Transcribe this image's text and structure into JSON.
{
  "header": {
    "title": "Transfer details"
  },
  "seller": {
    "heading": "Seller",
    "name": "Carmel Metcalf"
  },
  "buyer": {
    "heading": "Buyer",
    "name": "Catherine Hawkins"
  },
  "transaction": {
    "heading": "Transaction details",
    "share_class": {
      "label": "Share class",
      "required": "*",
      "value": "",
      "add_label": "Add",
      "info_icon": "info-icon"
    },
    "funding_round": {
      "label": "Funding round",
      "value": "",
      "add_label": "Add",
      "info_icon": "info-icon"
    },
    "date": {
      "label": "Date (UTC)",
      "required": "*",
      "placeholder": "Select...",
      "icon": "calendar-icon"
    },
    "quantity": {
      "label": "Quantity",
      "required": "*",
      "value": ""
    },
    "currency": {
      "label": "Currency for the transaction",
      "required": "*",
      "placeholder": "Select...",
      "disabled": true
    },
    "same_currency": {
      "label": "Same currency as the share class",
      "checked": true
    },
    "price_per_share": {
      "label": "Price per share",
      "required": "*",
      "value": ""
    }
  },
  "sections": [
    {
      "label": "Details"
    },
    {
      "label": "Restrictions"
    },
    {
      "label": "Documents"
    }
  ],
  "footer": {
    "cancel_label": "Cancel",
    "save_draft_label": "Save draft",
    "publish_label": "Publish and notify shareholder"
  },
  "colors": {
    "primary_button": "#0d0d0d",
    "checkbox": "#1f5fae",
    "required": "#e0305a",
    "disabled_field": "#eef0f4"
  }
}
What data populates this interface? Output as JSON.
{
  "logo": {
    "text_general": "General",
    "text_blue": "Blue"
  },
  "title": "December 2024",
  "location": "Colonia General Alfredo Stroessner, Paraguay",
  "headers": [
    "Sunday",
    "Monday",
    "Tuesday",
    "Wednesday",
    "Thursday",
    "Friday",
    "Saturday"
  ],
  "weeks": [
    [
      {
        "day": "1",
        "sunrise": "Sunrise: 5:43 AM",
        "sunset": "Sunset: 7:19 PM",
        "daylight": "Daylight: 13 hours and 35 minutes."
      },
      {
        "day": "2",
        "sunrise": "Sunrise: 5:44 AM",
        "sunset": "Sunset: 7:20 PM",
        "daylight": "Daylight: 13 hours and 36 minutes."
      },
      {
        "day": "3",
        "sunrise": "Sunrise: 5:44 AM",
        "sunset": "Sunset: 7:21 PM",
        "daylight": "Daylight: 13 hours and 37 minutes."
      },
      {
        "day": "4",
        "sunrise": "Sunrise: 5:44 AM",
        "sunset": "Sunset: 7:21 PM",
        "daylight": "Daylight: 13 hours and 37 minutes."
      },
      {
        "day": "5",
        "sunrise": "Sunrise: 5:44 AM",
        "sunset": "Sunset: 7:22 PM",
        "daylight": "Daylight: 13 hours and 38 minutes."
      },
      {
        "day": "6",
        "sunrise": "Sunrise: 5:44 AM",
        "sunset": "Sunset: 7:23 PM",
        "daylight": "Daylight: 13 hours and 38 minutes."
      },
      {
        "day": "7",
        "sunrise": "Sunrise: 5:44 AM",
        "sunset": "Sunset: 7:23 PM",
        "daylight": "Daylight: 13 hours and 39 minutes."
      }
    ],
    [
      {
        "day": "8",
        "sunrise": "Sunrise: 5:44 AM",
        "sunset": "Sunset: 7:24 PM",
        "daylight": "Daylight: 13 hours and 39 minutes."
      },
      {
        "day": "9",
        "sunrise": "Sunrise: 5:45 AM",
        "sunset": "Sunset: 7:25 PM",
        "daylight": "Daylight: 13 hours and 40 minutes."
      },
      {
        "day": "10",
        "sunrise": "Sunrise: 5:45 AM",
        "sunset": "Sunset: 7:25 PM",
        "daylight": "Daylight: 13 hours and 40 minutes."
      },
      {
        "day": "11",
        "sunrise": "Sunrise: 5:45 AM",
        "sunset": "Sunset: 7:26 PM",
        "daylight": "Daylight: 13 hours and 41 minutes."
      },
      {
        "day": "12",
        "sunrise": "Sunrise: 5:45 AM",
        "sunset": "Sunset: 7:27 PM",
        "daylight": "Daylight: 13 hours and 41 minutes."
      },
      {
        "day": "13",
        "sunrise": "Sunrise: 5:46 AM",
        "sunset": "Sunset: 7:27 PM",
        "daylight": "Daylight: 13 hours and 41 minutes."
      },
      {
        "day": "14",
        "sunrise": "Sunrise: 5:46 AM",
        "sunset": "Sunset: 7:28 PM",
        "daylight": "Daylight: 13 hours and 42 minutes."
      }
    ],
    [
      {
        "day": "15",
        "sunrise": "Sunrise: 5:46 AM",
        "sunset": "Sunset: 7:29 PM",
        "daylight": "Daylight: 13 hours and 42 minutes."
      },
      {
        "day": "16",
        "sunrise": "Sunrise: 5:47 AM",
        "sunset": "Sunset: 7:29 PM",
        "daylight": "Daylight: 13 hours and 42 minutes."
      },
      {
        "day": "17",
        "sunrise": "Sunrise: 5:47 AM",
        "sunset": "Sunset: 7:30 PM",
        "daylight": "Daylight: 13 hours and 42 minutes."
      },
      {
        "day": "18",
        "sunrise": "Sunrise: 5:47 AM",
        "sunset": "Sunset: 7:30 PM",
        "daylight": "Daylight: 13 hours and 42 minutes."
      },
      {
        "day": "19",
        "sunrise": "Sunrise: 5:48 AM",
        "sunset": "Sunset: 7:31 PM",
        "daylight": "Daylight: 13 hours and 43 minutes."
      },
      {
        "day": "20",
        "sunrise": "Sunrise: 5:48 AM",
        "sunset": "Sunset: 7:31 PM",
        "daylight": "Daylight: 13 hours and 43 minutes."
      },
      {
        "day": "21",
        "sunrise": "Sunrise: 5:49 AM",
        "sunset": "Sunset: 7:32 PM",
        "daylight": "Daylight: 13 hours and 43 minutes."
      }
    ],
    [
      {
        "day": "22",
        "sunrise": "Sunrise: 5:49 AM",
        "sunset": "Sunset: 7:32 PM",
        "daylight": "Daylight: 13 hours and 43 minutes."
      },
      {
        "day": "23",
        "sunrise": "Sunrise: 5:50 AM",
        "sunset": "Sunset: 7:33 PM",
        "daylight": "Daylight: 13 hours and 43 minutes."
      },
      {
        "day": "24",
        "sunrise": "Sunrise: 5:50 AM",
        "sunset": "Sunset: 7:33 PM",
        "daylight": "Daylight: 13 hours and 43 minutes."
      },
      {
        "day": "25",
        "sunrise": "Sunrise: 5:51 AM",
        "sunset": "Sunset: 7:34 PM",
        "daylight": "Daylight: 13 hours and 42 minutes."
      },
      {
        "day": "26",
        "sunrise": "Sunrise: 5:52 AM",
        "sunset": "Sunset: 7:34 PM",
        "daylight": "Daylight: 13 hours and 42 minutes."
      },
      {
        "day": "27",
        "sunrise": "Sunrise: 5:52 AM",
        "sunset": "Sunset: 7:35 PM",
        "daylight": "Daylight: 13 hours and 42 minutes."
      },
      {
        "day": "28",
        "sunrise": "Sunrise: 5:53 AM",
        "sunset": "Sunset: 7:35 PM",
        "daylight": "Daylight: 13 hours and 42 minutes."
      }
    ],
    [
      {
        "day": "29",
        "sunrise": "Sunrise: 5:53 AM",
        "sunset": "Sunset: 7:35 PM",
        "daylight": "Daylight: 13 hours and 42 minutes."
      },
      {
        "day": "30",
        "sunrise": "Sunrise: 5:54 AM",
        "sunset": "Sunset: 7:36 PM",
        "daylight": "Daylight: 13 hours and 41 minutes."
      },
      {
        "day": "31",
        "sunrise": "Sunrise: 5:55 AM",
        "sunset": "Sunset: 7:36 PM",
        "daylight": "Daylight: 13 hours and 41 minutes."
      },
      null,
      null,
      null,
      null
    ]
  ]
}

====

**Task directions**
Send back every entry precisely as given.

**Answer box**
Transcribe this image's text and structure into JSON.
{
  "header": {
    "title": "Transfer details"
  },
  "seller": {
    "heading": "Seller",
    "name": "Carmel Metcalf"
  },
  "buyer": {
    "heading": "Buyer",
    "name": "Catherine Hawkins"
  },
  "transaction": {
    "heading": "Transaction details",
    "share_class": {
      "label": "Share class",
      "required": "*",
      "value": "",
      "add_label": "Add",
      "info_icon": "info-icon"
    },
    "funding_round": {
      "label": "Funding round",
      "value": "",
      "add_label": "Add",
      "info_icon": "info-icon"
    },
    "date": {
      "label": "Date (UTC)",
      "required": "*",
      "placeholder": "Select...",
      "icon": "calendar-icon"
    },
    "quantity": {
      "label": "Quantity",
      "required": "*",
      "value": ""
    },
    "currency": {
      "label": "Currency for the transaction",
      "required": "*",
      "placeholder": "Select...",
      "disabled": true
    },
    "same_currency": {
      "label": "Same currency as the share class",
      "checked": true
    },
    "price_per_share": {
      "label": "Price per share",
      "required": "*",
      "value": ""
    }
  },
  "sections": [
    {
      "label": "Details"
    },
    {
      "label": "Restrictions"
    },
    {
      "label": "Documents"
    }
  ],
  "footer": {
    "cancel_label": "Cancel",
    "save_draft_label": "Save draft",
    "publish_label": "Publish and notify shareholder"
  },
  "colors": {
    "primary_button": "#0d0d0d",
    "checkbox": "#1f5fae",
    "required": "#e0305a",
    "disabled_field": "#eef0f4"
  }
}
What data populates this interface? Output as JSON.
{
  "logo": {
    "text_general": "General",
    "text_blue": "Blue"
  },
  "title": "December 2024",
  "location": "Colonia General Alfredo Stroessner, Paraguay",
  "headers": [
    "Sunday",
    "Monday",
    "Tuesday",
    "Wednesday",
    "Thursday",
    "Friday",
    "Saturday"
  ],
  "weeks": [
    [
      {
        "day": "1",
        "sunrise": "Sunrise: 5:43 AM",
        "sunset": "Sunset: 7:19 PM",
        "daylight": "Daylight: 13 hours and 35 minutes."
      },
      {
        "day": "2",
        "sunrise": "Sunrise: 5:44 AM",
        "sunset": "Sunset: 7:20 PM",
        "daylight": "Daylight: 13 hours and 36 minutes."
      },
      {
        "day": "3",
        "sunrise": "Sunrise: 5:44 AM",
        "sunset": "Sunset: 7:21 PM",
        "daylight": "Daylight: 13 hours and 37 minutes."
      },
      {
        "day": "4",
        "sunrise": "Sunrise: 5:44 AM",
        "sunset": "Sunset: 7:21 PM",
        "daylight": "Daylight: 13 hours and 37 minutes."
      },
      {
        "day": "5",
        "sunrise": "Sunrise: 5:44 AM",
        "sunset": "Sunset: 7:22 PM",
        "daylight": "Daylight: 13 hours and 38 minutes."
      },
      {
        "day": "6",
        "sunrise": "Sunrise: 5:44 AM",
        "sunset": "Sunset: 7:23 PM",
        "daylight": "Daylight: 13 hours and 38 minutes."
      },
      {
        "day": "7",
        "sunrise": "Sunrise: 5:44 AM",
        "sunset": "Sunset: 7:23 PM",
        "daylight": "Daylight: 13 hours and 39 minutes."
      }
    ],
    [
      {
        "day": "8",
        "sunrise": "Sunrise: 5:44 AM",
        "sunset": "Sunset: 7:24 PM",
        "daylight": "Daylight: 13 hours and 39 minutes."
      },
      {
        "day": "9",
        "sunrise": "Sunrise: 5:45 AM",
        "sunset": "Sunset: 7:25 PM",
        "daylight": "Daylight: 13 hours and 40 minutes."
      },
      {
        "day": "10",
        "sunrise": "Sunrise: 5:45 AM",
        "sunset": "Sunset: 7:25 PM",
        "daylight": "Daylight: 13 hours and 40 minutes."
      },
      {
        "day": "11",
        "sunrise": "Sunrise: 5:45 AM",
        "sunset": "Sunset: 7:26 PM",
        "daylight": "Daylight: 13 hours and 41 minutes."
      },
      {
        "day": "12",
        "sunrise": "Sunrise: 5:45 AM",
        "sunset": "Sunset: 7:27 PM",
        "daylight": "Daylight: 13 hours and 41 minutes."
      },
      {
        "day": "13",
        "sunrise": "Sunrise: 5:46 AM",
        "sunset": "Sunset: 7:27 PM",
        "daylight": "Daylight: 13 hours and 41 minutes."
      },
      {
        "day": "14",
        "sunrise": "Sunrise: 5:46 AM",
        "sunset": "Sunset: 7:28 PM",
        "daylight": "Daylight: 13 hours and 42 minutes."
      }
    ],
    [
      {
        "day": "15",
        "sunrise": "Sunrise: 5:46 AM",
        "sunset": "Sunset: 7:29 PM",
        "daylight": "Daylight: 13 hours and 42 minutes."
      },
      {
        "day": "16",
        "sunrise": "Sunrise: 5:47 AM",
        "sunset": "Sunset: 7:29 PM",
        "daylight": "Daylight: 13 hours and 42 minutes."
      },
      {
        "day": "17",
        "sunrise": "Sunrise: 5:47 AM",
        "sunset": "Sunset: 7:30 PM",
        "daylight": "Daylight: 13 hours and 42 minutes."
      },
      {
        "day": "18",
        "sunrise": "Sunrise: 5:47 AM",
        "sunset": "Sunset: 7:30 PM",
        "daylight": "Daylight: 13 hours and 42 minutes."
      },
      {
        "day": "19",
        "sunrise": "Sunrise: 5:48 AM",
        "sunset": "Sunset: 7:31 PM",
        "daylight": "Daylight: 13 hours and 43 minutes."
      },
      {
        "day": "20",
        "sunrise": "Sunrise: 5:48 AM",
        "sunset": "Sunset: 7:31 PM",
        "daylight": "Daylight: 13 hours and 43 minutes."
      },
      {
        "day": "21",
        "sunrise": "Sunrise: 5:49 AM",
        "sunset": "Sunset: 7:32 PM",
        "daylight": "Daylight: 13 hours and 43 minutes."
      }
    ],
    [
      {
        "day": "22",
        "sunrise": "Sunrise: 5:49 AM",
        "sunset": "Sunset: 7:32 PM",
        "daylight": "Daylight: 13 hours and 43 minutes."
      },
      {
        "day": "23",
        "sunrise": "Sunrise: 5:50 AM",
        "sunset": "Sunset: 7:33 PM",
        "daylight": "Daylight: 13 hours and 43 minutes."
      },
      {
        "day": "24",
        "sunrise": "Sunrise: 5:50 AM",
        "sunset": "Sunset: 7:33 PM",
        "daylight": "Daylight: 13 hours and 43 minutes."
      },
      {
        "day": "25",
        "sunrise": "Sunrise: 5:51 AM",
        "sunset": "Sunset: 7:34 PM",
        "daylight": "Daylight: 13 hours and 42 minutes."
      },
      {
        "day": "26",
        "sunrise": "Sunrise: 5:52 AM",
        "sunset": "Sunset: 7:34 PM",
        "daylight": "Daylight: 13 hours and 42 minutes."
      },
      {
        "day": "27",
        "sunrise": "Sunrise: 5:52 AM",
        "sunset": "Sunset: 7:35 PM",
        "daylight": "Daylight: 13 hours and 42 minutes."
      },
      {
        "day": "28",
        "sunrise": "Sunrise: 5:53 AM",
        "sunset": "Sunset: 7:35 PM",
        "daylight": "Daylight: 13 hours and 42 minutes."
      }
    ],
    [
      {
        "day": "29",
        "sunrise": "Sunrise: 5:53 AM",
        "sunset": "Sunset: 7:35 PM",
        "daylight": "Daylight: 13 hours and 42 minutes."
      },
      {
        "day": "30",
        "sunrise": "Sunrise: 5:54 AM",
        "sunset": "Sunset: 7:36 PM",
        "daylight": "Daylight: 13 hours and 41 minutes."
      },
      {
        "day": "31",
        "sunrise": "Sunrise: 5:55 AM",
        "sunset": "Sunset: 7:36 PM",
        "daylight": "Daylight: 13 hours and 41 minutes."
      },
      null,
      null,
      null,
      null
    ]
  ]
}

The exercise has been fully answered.